» Your objective
All entries below are to be returned exactly, with pictures left out.
** Exercise input follows **
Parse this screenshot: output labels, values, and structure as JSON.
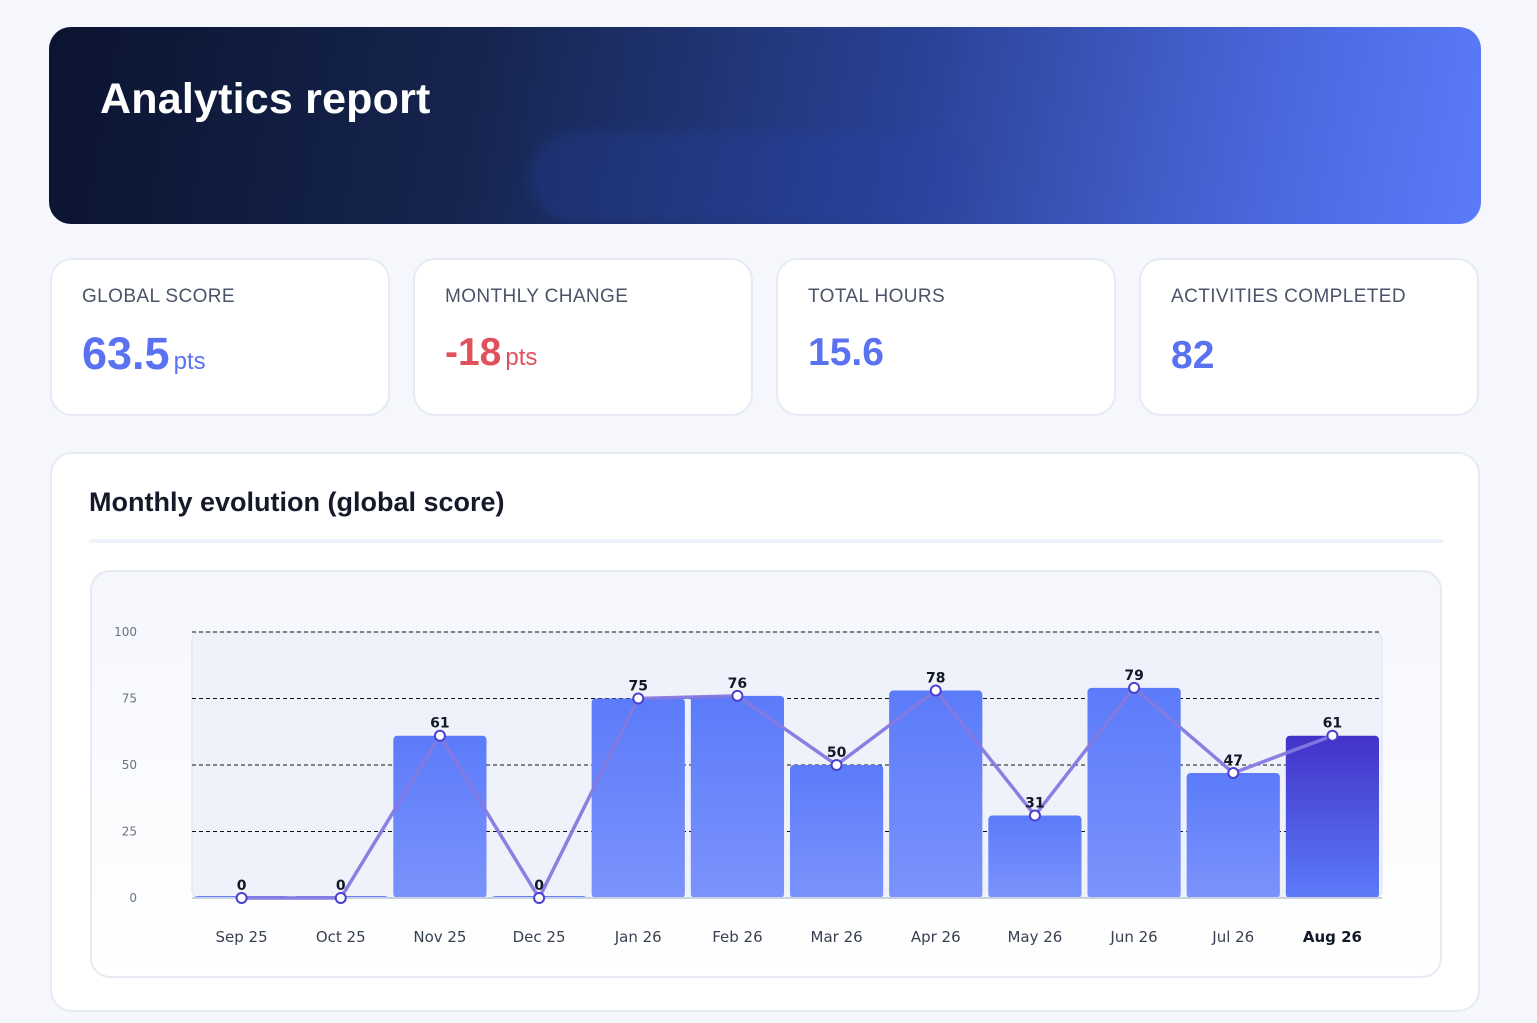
{
  "header": {
    "title": "Analytics report"
  },
  "kpis": [
    {
      "label": "GLOBAL SCORE",
      "value": "63.5",
      "unit": "pts",
      "color": "#5a72f2"
    },
    {
      "label": "MONTHLY CHANGE",
      "value": "-18",
      "unit": "pts",
      "color": "#e0525b"
    },
    {
      "label": "TOTAL HOURS",
      "value": "15.6",
      "unit": "",
      "color": "#5a72f2"
    },
    {
      "label": "ACTIVITIES COMPLETED",
      "value": "82",
      "unit": "",
      "color": "#5a72f2"
    }
  ],
  "panel": {
    "title": "Monthly evolution (global score)"
  },
  "chart_data": {
    "type": "bar",
    "categories": [
      "Sep 25",
      "Oct 25",
      "Nov 25",
      "Dec 25",
      "Jan 26",
      "Feb 26",
      "Mar 26",
      "Apr 26",
      "May 26",
      "Jun 26",
      "Jul 26",
      "Aug 26"
    ],
    "values": [
      0,
      0,
      61,
      0,
      75,
      76,
      50,
      78,
      31,
      79,
      47,
      61
    ],
    "overlay_line": true,
    "highlight_category": "Aug 26",
    "ylim": [
      0,
      100
    ],
    "yticks": [
      0,
      25,
      50,
      75,
      100
    ],
    "grid": "dashed horizontal",
    "title": "",
    "xlabel": "",
    "ylabel": "",
    "colors": {
      "bar": "#5b7bfa",
      "bar_light": "#7b93fb",
      "highlight_bar": "#4232c8",
      "line": "#8479e0",
      "point_stroke": "#4b3fd0"
    }
  }
}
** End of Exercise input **
» Reply to the exercise
Parse this screenshot: output labels, values, and structure as JSON.
{
  "header": {
    "title": "Analytics report"
  },
  "kpis": [
    {
      "label": "GLOBAL SCORE",
      "value": "63.5",
      "unit": "pts",
      "color": "#5a72f2"
    },
    {
      "label": "MONTHLY CHANGE",
      "value": "-18",
      "unit": "pts",
      "color": "#e0525b"
    },
    {
      "label": "TOTAL HOURS",
      "value": "15.6",
      "unit": "",
      "color": "#5a72f2"
    },
    {
      "label": "ACTIVITIES COMPLETED",
      "value": "82",
      "unit": "",
      "color": "#5a72f2"
    }
  ],
  "panel": {
    "title": "Monthly evolution (global score)"
  },
  "chart_data": {
    "type": "bar",
    "categories": [
      "Sep 25",
      "Oct 25",
      "Nov 25",
      "Dec 25",
      "Jan 26",
      "Feb 26",
      "Mar 26",
      "Apr 26",
      "May 26",
      "Jun 26",
      "Jul 26",
      "Aug 26"
    ],
    "values": [
      0,
      0,
      61,
      0,
      75,
      76,
      50,
      78,
      31,
      79,
      47,
      61
    ],
    "overlay_line": true,
    "highlight_category": "Aug 26",
    "ylim": [
      0,
      100
    ],
    "yticks": [
      0,
      25,
      50,
      75,
      100
    ],
    "grid": "dashed horizontal",
    "title": "",
    "xlabel": "",
    "ylabel": "",
    "colors": {
      "bar": "#5b7bfa",
      "bar_light": "#7b93fb",
      "highlight_bar": "#4232c8",
      "line": "#8479e0",
      "point_stroke": "#4b3fd0"
    }
  }
}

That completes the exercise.